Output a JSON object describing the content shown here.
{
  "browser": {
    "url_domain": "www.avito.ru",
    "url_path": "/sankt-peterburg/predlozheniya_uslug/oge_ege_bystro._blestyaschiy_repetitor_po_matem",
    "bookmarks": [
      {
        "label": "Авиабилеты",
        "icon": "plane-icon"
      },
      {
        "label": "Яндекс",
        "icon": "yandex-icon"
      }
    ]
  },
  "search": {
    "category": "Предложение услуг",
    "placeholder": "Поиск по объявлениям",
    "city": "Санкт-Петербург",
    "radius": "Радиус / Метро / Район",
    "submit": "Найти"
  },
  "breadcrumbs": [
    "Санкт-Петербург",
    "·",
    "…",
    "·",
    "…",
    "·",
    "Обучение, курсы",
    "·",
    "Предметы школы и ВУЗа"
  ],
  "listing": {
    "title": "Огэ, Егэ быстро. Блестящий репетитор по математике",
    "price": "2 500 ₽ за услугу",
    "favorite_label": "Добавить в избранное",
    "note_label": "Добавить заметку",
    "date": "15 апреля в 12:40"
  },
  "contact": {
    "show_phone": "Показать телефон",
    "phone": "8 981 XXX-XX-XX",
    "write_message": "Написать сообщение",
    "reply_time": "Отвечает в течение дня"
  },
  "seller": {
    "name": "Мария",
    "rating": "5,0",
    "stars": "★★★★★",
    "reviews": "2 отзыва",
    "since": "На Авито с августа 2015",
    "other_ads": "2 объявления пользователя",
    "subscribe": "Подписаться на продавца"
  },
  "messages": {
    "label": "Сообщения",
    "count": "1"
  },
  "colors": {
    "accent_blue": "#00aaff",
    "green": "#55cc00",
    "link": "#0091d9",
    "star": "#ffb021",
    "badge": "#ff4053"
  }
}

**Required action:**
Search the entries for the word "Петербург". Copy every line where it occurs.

**Output for this task:**
    "city": "Санкт-Петербург",
    "Санкт-Петербург",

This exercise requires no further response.